18th November 2019
In matters of global tax, international authorities are more connected than ever. Whether it be through bodies like the Organisation for Economic Co-operation and Development (OECD), the European Union (EU), or legislation such as the Common Reporting Standard co-operation can be achieved much faster and efficiently.
One of the leading examples of co-operation is the J5, an organisation made up of tax enforcement authorities from the US, Australia, Canada, Netherlands and the United Kingdom. The organisation was formed in direct response to the OECD’s call to action for countries to do more to tackle the enablers of tax crime.
Earlier this month, the J5 met to discuss ways to deal with tax crimes, particularly involving cryptocurrency. Recruiters placing contractors internationally need to be aware of this joined-up approach by nations. So, how will the J5 tax and compliance crackdown affect recruitment?
The J5 tax and compliance crackdown – what should recruitment agencies know
The J5’s tax and compliance crackdown continued this month, with the commencement of the ‘The Challenge’, an event where tax authorities gather to discuss the latest methods of pursuing non-compliance. Last year, we reported to contractors and recruitment agencies about the success of the event, which took place at the Netherlands’ Fiscal Intelligence and Investigation Service in Amsterdam. This year, proceedings were hosted in Los Angeles. While last year’s meeting concentrated on enablers of tax evasion, this year focused on how to prevent fraud facilitated by cryptocurrency.
Experts from each country talked about ways to leverage open and investigative sources, including offshore account information. Using various analytical tools, members of each country split into teams with the goal of generating leads and finding tax offenders based on the new data available to them through The Challenge. Real data sets from each country were presented to make connections where current individual efforts were failing.
According to IRS Chief Don Fort, the event was a not just a hypothetical exercise, and will have real value in helping authorities crackdown on tax.
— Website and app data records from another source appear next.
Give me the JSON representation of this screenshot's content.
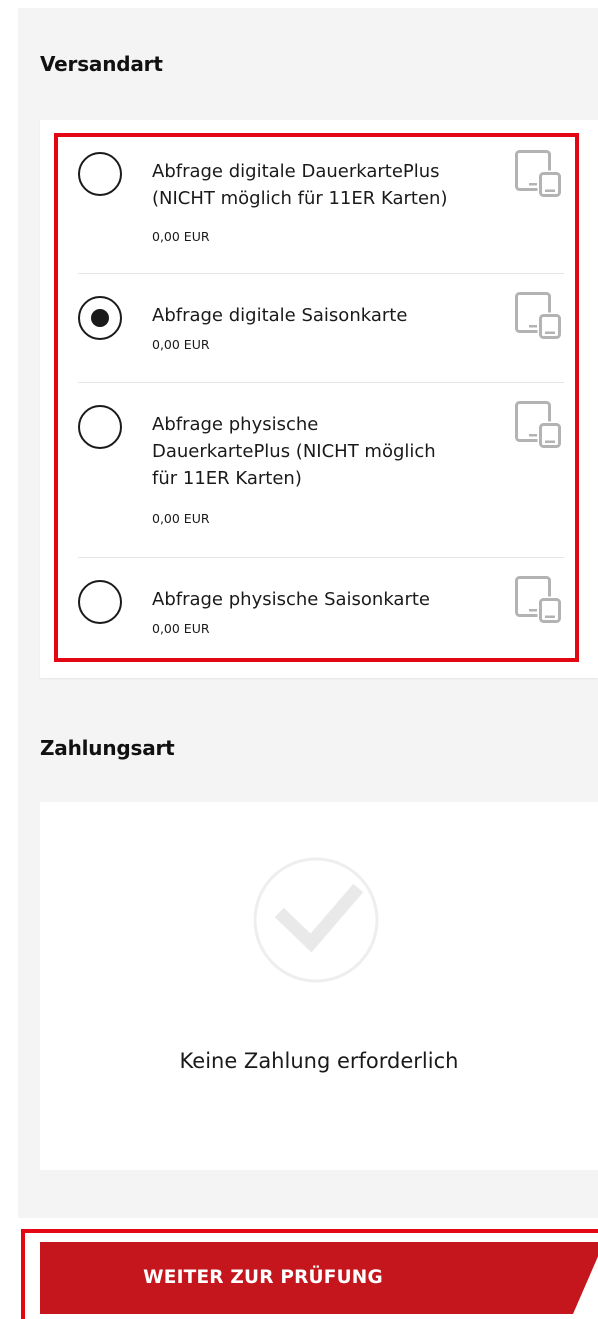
{
  "shipping": {
    "title": "Versandart",
    "options": [
      {
        "label": "Abfrage digitale DauerkartePlus\n(NICHT möglich für 11ER Karten)",
        "price": "0,00 EUR",
        "selected": false,
        "icon": "device-icon"
      },
      {
        "label": "Abfrage digitale Saisonkarte",
        "price": "0,00 EUR",
        "selected": true,
        "icon": "device-icon"
      },
      {
        "label": "Abfrage physische\nDauerkartePlus (NICHT möglich\nfür 11ER Karten)",
        "price": "0,00 EUR",
        "selected": false,
        "icon": "device-icon"
      },
      {
        "label": "Abfrage physische Saisonkarte",
        "price": "0,00 EUR",
        "selected": false,
        "icon": "device-icon"
      }
    ]
  },
  "payment": {
    "title": "Zahlungsart",
    "message": "Keine Zahlung erforderlich",
    "icon": "checkmark-circle-icon"
  },
  "cta": {
    "label": "WEITER ZUR PRÜFUNG"
  },
  "colors": {
    "highlight": "#e30613",
    "button": "#c4161c",
    "panel_bg": "#f4f4f4",
    "icon_gray": "#b3b3b3"
  }
}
Fort said that ‘the J5 is made up of the best and brightest of each country, so it makes sense to host events like The Challenge where we can get together and make real investigative strides. These are real investigators, using real data and finding real criminals.’
At the conclusion of The Challenge, each country’s tax investigators developed a number of leads, trends, and methodologies encompassing all of their regions. The information will now be used to advance existing and future investigations.
The activity of the J5 should be strong illustration to recruitment agencies of the joined-up nature of global tax compliance, and it is something we have commented on numerous times on this blog. However, it’s worth taking a closer look at the organisation to better understand the comprehensive nature of the global compliance crackdown.
According to its official website, to actively bring about change, the J5 intends to:
- Develop shared strategies to gather information and intelligence that will strengthen operational co-operation
- Drive strategies to conduct joint investigations and disrupt the activity of those who commit transnational tax crime
- Collaborate on effective communications that reinforce that J5 is working together to tackle transnational tax crime
To enhance existing investigation and intelligence programs, the J5 will:
- Identify significant targets for new investigation
- Improve the tactical intelligence threat picture now and into the future
- Lead the wider community in developing its understanding of the methods, weaknesses and risks from offshore tax crime
- Raise international awareness that the J5 is working together to reduce transnational tax crime, and create uncertainty for those who seek to commit offences
Recruiters need to be aware
Ultimately, recruitment agencies should be aware that the recent actions and successes of the J5 highlight just how committed authorities are to cracking down on tax and compliance. What this means for recruiters placing contractors overseas is that compliance should be treated with high priority. Unfortunately, with the introduction of the Criminal Finances Act 2017, agencies can be held liable for the action of one non-compliant contractor. Ignorance will not be accepted as a defence.
Therefore, we advise that firms doing business in international markets contact those who can navigate the complex world of international tax and compliance. By enlisting expert help, you can rest assured that this is being taken care of, allowing you to put all of your focus and energy towards placing candidates.
Contact us today.